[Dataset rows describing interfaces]
-- Opening Marker --

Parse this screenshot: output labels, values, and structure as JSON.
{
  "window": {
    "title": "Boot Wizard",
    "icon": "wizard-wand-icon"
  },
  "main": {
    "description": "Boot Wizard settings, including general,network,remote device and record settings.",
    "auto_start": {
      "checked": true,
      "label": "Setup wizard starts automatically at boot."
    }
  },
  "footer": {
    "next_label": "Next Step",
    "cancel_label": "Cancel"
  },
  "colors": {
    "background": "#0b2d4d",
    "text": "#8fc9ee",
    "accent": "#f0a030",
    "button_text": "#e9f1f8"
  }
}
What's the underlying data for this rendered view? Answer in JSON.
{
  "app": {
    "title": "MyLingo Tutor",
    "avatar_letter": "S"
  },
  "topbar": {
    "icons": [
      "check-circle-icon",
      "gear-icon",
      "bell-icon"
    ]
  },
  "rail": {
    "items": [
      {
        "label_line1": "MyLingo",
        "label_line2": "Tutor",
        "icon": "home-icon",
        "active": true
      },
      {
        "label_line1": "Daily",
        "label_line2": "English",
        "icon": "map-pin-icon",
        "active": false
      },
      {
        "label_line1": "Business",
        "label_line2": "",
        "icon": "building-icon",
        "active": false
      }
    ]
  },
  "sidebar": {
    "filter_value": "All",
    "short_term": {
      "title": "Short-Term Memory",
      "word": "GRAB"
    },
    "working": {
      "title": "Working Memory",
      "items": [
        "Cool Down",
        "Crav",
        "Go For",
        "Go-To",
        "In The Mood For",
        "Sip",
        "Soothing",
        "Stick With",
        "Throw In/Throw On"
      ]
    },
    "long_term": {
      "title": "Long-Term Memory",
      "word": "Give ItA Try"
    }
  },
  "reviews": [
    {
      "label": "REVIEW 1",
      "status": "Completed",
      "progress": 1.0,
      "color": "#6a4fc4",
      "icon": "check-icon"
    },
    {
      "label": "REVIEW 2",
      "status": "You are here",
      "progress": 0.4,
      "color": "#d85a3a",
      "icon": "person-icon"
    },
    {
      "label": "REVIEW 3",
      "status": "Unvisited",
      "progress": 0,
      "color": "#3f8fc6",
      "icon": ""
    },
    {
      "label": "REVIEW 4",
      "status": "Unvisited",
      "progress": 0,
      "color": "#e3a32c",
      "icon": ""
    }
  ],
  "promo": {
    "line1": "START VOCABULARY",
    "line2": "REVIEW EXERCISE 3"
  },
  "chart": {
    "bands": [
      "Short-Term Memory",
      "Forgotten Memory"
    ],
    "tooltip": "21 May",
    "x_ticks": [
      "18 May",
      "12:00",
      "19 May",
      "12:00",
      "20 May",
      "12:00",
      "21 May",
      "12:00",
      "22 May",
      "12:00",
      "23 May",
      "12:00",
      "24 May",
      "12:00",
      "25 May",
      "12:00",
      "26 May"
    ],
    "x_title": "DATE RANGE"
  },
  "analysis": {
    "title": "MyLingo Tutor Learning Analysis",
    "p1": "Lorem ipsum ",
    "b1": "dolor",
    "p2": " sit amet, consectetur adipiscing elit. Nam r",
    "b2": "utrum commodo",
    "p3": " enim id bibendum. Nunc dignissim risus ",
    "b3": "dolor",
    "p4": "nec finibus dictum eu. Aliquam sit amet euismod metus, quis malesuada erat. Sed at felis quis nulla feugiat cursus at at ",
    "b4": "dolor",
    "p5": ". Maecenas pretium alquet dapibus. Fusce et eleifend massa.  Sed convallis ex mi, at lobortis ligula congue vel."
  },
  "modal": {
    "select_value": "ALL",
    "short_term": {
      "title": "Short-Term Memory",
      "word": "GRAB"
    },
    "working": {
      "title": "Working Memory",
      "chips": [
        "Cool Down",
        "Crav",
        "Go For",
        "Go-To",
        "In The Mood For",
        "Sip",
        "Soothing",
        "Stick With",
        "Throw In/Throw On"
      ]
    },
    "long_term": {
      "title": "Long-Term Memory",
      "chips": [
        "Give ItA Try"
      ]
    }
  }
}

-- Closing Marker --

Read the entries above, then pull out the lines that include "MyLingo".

    "title": "MyLingo Tutor",
        "label_line1": "MyLingo",
    "title": "MyLingo Tutor Learning Analysis",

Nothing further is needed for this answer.